Two, it's amazing how a different perspective can change how one feels or thinks about something. For instance, whenever I'd see a Prius - especially a white one - on the road, I'd mentally go into "Oh, my Donald!" mode, brooding on how "that's the last car he ever drove", blah blah.
Sheesh. I can be such a Tragedy Queen. It's embarrassing.
What I'm going to work on is instead smiling at a Prius when I see one, with that being a happy thought instead of a sad one. Don enjoyed the Prius he rented for his trip to Corpus Christi. When he was backing out to go return it I was startled because it didn't make any noise, so he rolled the window down and talked to me briefly about it. (He said there's been talk of putting in artificial engine noise as the blind, who rely on sound, cannot hear it and have nearly been hit.)
[slyly] Of course, if grief bursts elicit gifts like my nifty Nintendo DSi, perhaps this plan should be reconsidered.
Yesterday Anna, Beth's mother, was kind enough to drive over from her home in Dallas so we could visit, go to the Kimbell museum and have lunch there. You know what's odd? The guards couldn't care less if one uses one's camera phone to snap photos of the permanent collection stuff, but are Johnny-on-the-spot to put the kibosh on it if one tries to do so with the special exhibition items. Why's it alright in one section of the museum but not in another?
We had a lovely time.
Later in the afternoon, though, I had what the grief counselor referred to as a "grief burst". It was a fairly major one, lasting almost 45 minutes. I was back in my bedroom with the door closed but feared the boys could still hear me. They left while I was back there, and while they were gone I finally decided to pull myself together and go work on my Bible study for this morning's Women in the Word session.
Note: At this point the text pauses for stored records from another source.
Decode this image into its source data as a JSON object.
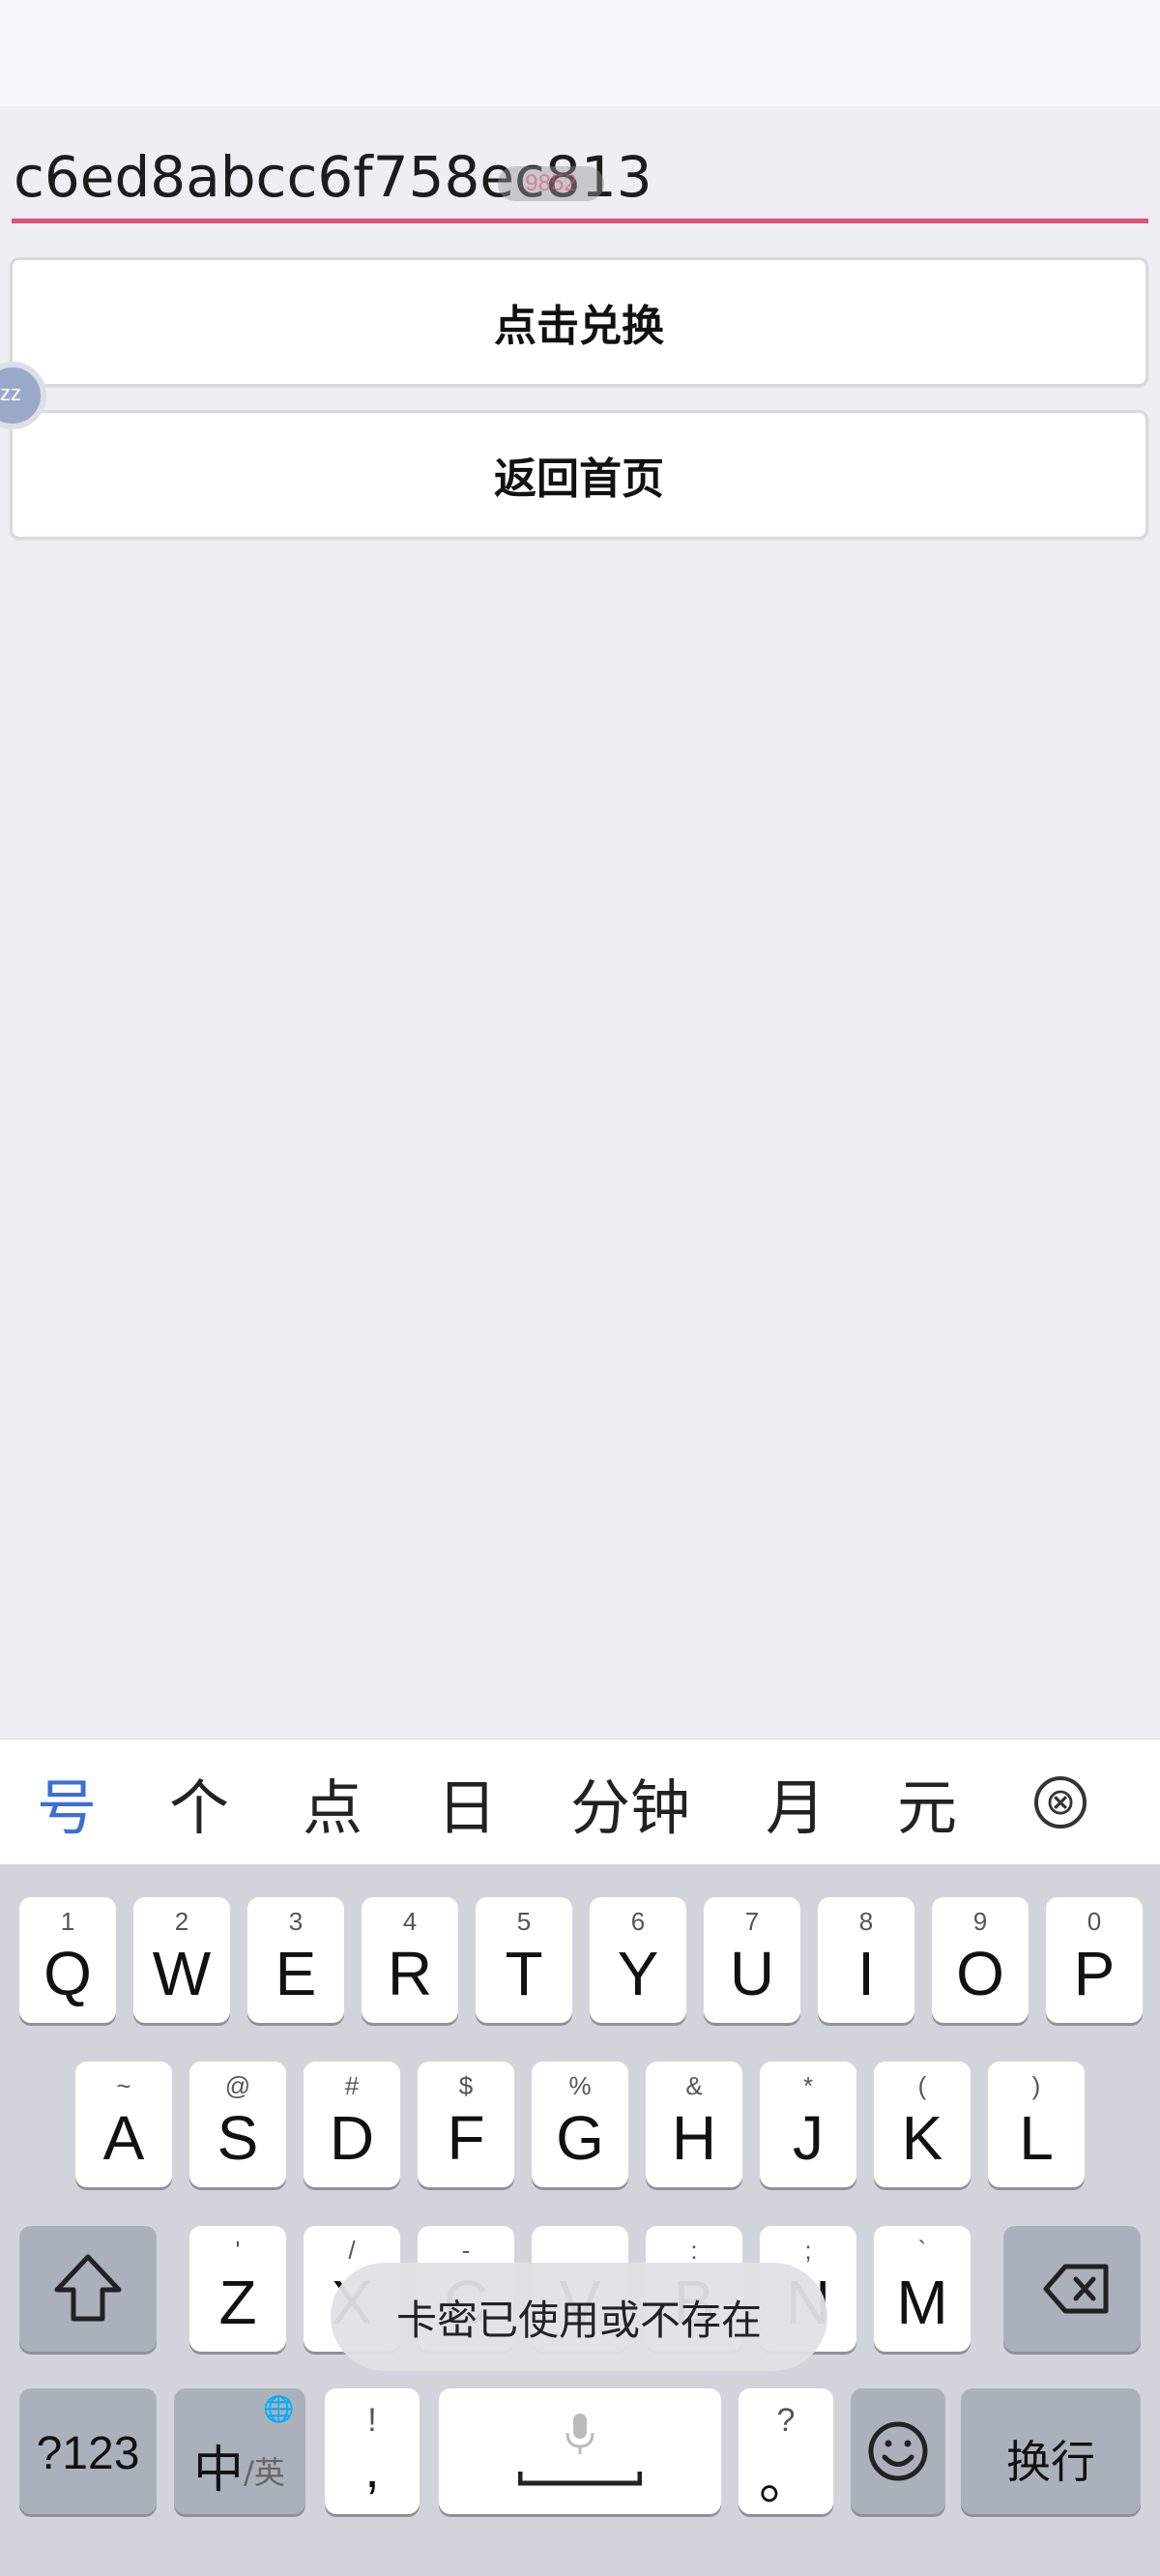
{
  "redeem_form": {
    "code_value": "c6ed8abcc6f758ec813",
    "handle_text": "9852",
    "redeem_button": "点击兑换",
    "home_button": "返回首页"
  },
  "floating_ball": {
    "label": "zz"
  },
  "ime": {
    "candidates": [
      "号",
      "个",
      "点",
      "日",
      "分钟",
      "月",
      "元"
    ],
    "close_symbol": "⊗",
    "row1": [
      {
        "n": "1",
        "k": "Q"
      },
      {
        "n": "2",
        "k": "W"
      },
      {
        "n": "3",
        "k": "E"
      },
      {
        "n": "4",
        "k": "R"
      },
      {
        "n": "5",
        "k": "T"
      },
      {
        "n": "6",
        "k": "Y"
      },
      {
        "n": "7",
        "k": "U"
      },
      {
        "n": "8",
        "k": "I"
      },
      {
        "n": "9",
        "k": "O"
      },
      {
        "n": "0",
        "k": "P"
      }
    ],
    "row2": [
      {
        "n": "~",
        "k": "A"
      },
      {
        "n": "@",
        "k": "S"
      },
      {
        "n": "#",
        "k": "D"
      },
      {
        "n": "$",
        "k": "F"
      },
      {
        "n": "%",
        "k": "G"
      },
      {
        "n": "&",
        "k": "H"
      },
      {
        "n": "*",
        "k": "J"
      },
      {
        "n": "(",
        "k": "K"
      },
      {
        "n": ")",
        "k": "L"
      }
    ],
    "row3": [
      {
        "n": "'",
        "k": "Z"
      },
      {
        "n": "/",
        "k": "X"
      },
      {
        "n": "-",
        "k": "C"
      },
      {
        "n": "",
        "k": "V"
      },
      {
        "n": ":",
        "k": "B"
      },
      {
        "n": ";",
        "k": "N"
      },
      {
        "n": "`",
        "k": "M"
      }
    ],
    "numbers_key": "?123",
    "lang_key_main": "中",
    "lang_key_sub": "/英",
    "comma_key_top": "!",
    "comma_key_main": ",",
    "period_key_top": "?",
    "period_key_main": "。",
    "enter_key": "换行"
  },
  "toast": {
    "message": "卡密已使用或不存在"
  },
  "colors": {
    "accent_underline": "#e0507a",
    "candidate_active": "#3a6fd8"
  }
}
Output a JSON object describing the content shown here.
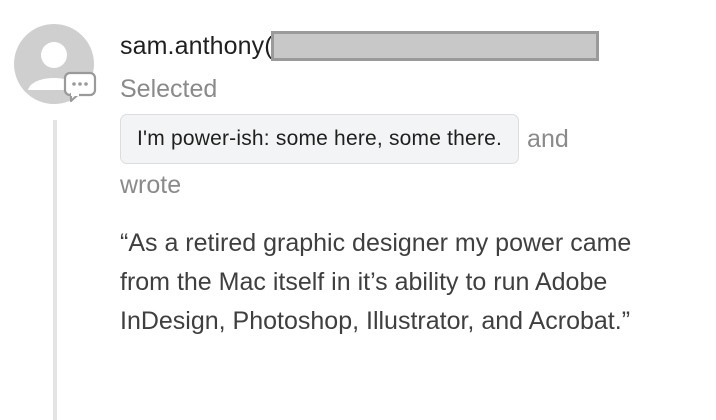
{
  "comment": {
    "username": "sam.anthony(",
    "selected_label": "Selected",
    "choice": "I'm power-ish: some here, some there.",
    "and_label": "and",
    "wrote_label": "wrote",
    "quote": "“As a retired graphic designer my power came from the Mac itself in it’s ability to run Adobe InDesign, Photoshop, Illustrator, and Acrobat.”"
  },
  "icons": {
    "avatar": "default-avatar-icon",
    "comment": "speech-bubble-icon"
  },
  "colors": {
    "avatar": "#cfcfcf",
    "thread_line": "#e4e4e6",
    "pill_bg": "#f3f4f6",
    "redaction": "#c8c8c8"
  }
}
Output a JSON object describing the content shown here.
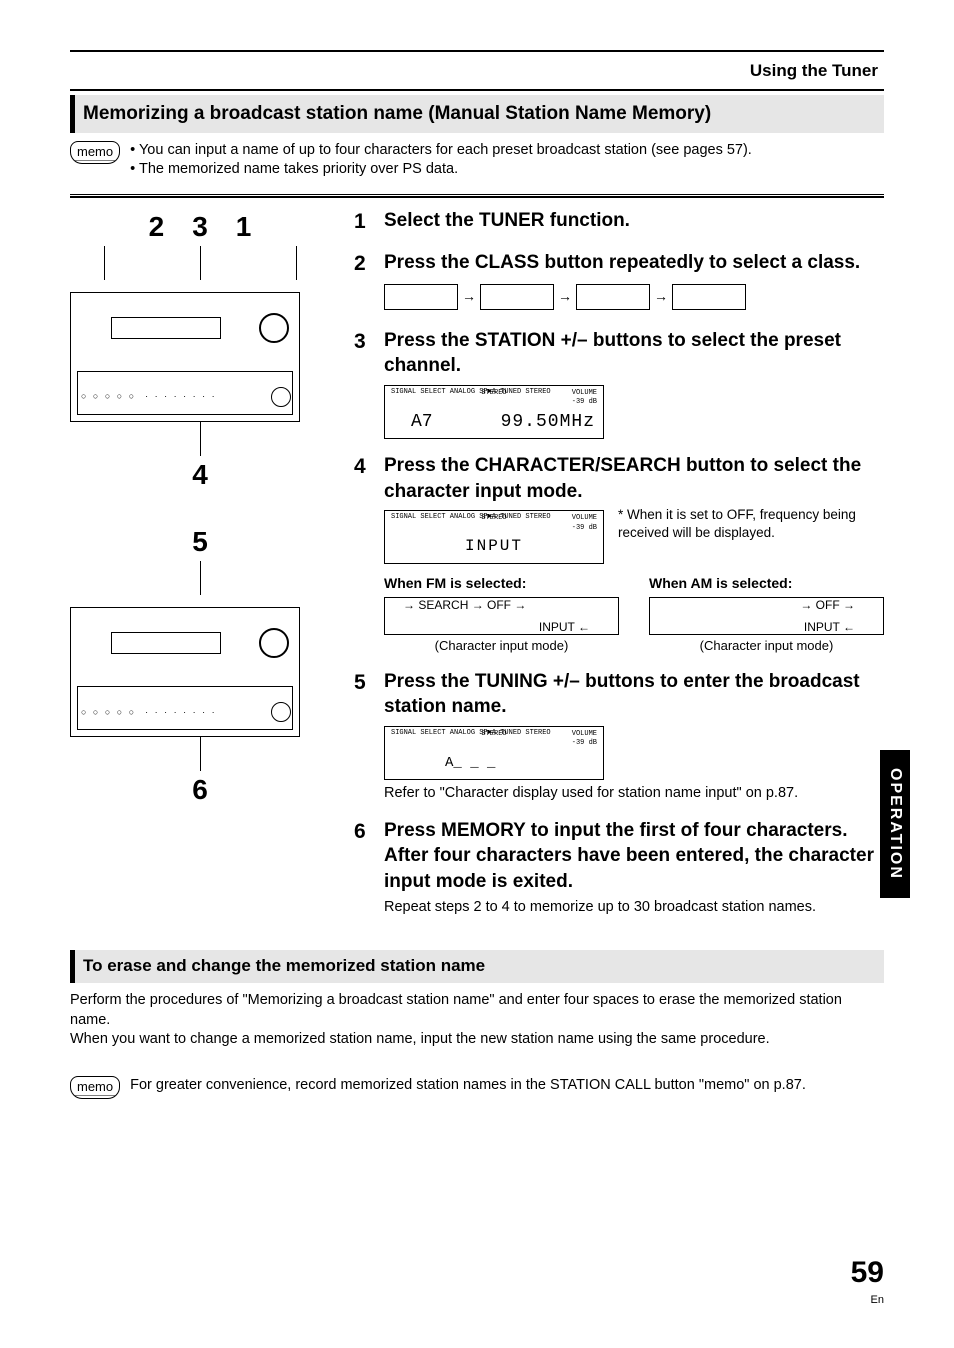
{
  "header": {
    "section": "Using the Tuner"
  },
  "title_bar": "Memorizing a broadcast station name (Manual Station Name Memory)",
  "memo": {
    "label": "memo",
    "items": [
      "You can input a name of up to four characters for each preset broadcast station (see pages 57).",
      "The memorized name takes priority over PS data."
    ]
  },
  "callouts": {
    "top": [
      "2",
      "3",
      "1"
    ],
    "mid_below": "4",
    "second_above": "5",
    "second_below": "6"
  },
  "steps": {
    "s1": {
      "num": "1",
      "title": "Select the TUNER function."
    },
    "s2": {
      "num": "2",
      "title": "Press the CLASS button repeatedly to select a class."
    },
    "s3": {
      "num": "3",
      "title": "Press the STATION +/– buttons to select the preset channel.",
      "lcd": {
        "small": "SIGNAL\nSELECT\nANALOG SP►A\nTUNED STEREO",
        "stereo": "STEREO",
        "vol_label": "VOLUME",
        "vol_value": "-39 dB",
        "preset": "A7",
        "freq": "99.50MHz"
      }
    },
    "s4": {
      "num": "4",
      "title": "Press the CHARACTER/SEARCH button to select the character input mode.",
      "lcd": {
        "small": "SIGNAL\nSELECT\nANALOG SP►A\nTUNED STEREO",
        "stereo": "STEREO",
        "vol_label": "VOLUME",
        "vol_value": "-39 dB",
        "center": "INPUT"
      },
      "note": "* When it is set to OFF, frequency being received will be displayed.",
      "fm": {
        "label": "When FM is selected:",
        "flow": "SEARCH → OFF",
        "input": "INPUT",
        "caption": "(Character input mode)"
      },
      "am": {
        "label": "When AM is selected:",
        "flow": "OFF",
        "input": "INPUT",
        "caption": "(Character input mode)"
      }
    },
    "s5": {
      "num": "5",
      "title": "Press the TUNING +/– buttons to enter the broadcast station name.",
      "lcd": {
        "small": "SIGNAL\nSELECT\nANALOG SP►A\nTUNED STEREO",
        "stereo": "STEREO",
        "vol_label": "VOLUME",
        "vol_value": "-39 dB",
        "blink": "A_ _ _"
      },
      "body": "Refer to \"Character display used for station name input\" on p.87."
    },
    "s6": {
      "num": "6",
      "title": "Press MEMORY to input the first of four characters.  After four characters have been entered, the character input mode is exited.",
      "body": "Repeat steps 2 to 4 to memorize up to 30 broadcast station names."
    }
  },
  "sub_section": {
    "title": "To erase and change the memorized station name",
    "body1": "Perform the procedures of \"Memorizing a broadcast station name\" and enter four spaces to erase the memorized station name.",
    "body2": "When you want to change a memorized station name, input the new station name using the same procedure."
  },
  "memo2": {
    "label": "memo",
    "text": "For greater convenience, record memorized station names in the STATION CALL button \"memo\" on p.87."
  },
  "side_tab": "OPERATION",
  "page": {
    "number": "59",
    "lang": "En"
  }
}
So I'm there in the living room, sitting on the sofa, working away, when Dmitry and Joe came in. Turned out they'd gone to SuperTarget, where they bought me an early Mother's Day present....a Nintendo DSi! For the uninitiated, it's the newest version of that handheld game system, which includes a camera with editing features, sound recording ability, and wireless internet connectivity. It just came out on April 5th and I'd been casting sheep's eyes at it.
I'd been like this:
....but Dmitry and Joe's gift ("And we got the extended warranty on it!" Dmitry assured me) turned me into:
I've had fun playing with it. ;^)
Today has been a full day, starting with the Bible study (the lesson given by Kathy Harrelson was superb; many of us were anxious to get the CD of it to share and keep to listen to again), then lunch with my friend, Kathy, whose birthday's tomorrow (El Fenix...yum!), followed by a grief counseling session, then a voice lesson, from there to SuperTarget, finishing up with a 2 1/2 hour rehearsal for tomorrow evening's Tenebrae service.
Which is going to be marvelous! Jennifer (the one who was proposed to a choir rehearsal a week ago) took this photo of the orchestra and choir loft with the scrim in place:
By the time the service is over, all those candles are snuffed out and the sanctuary is in darkness.
I'm really looking forward to it, though I need to work on a couple of the pieces.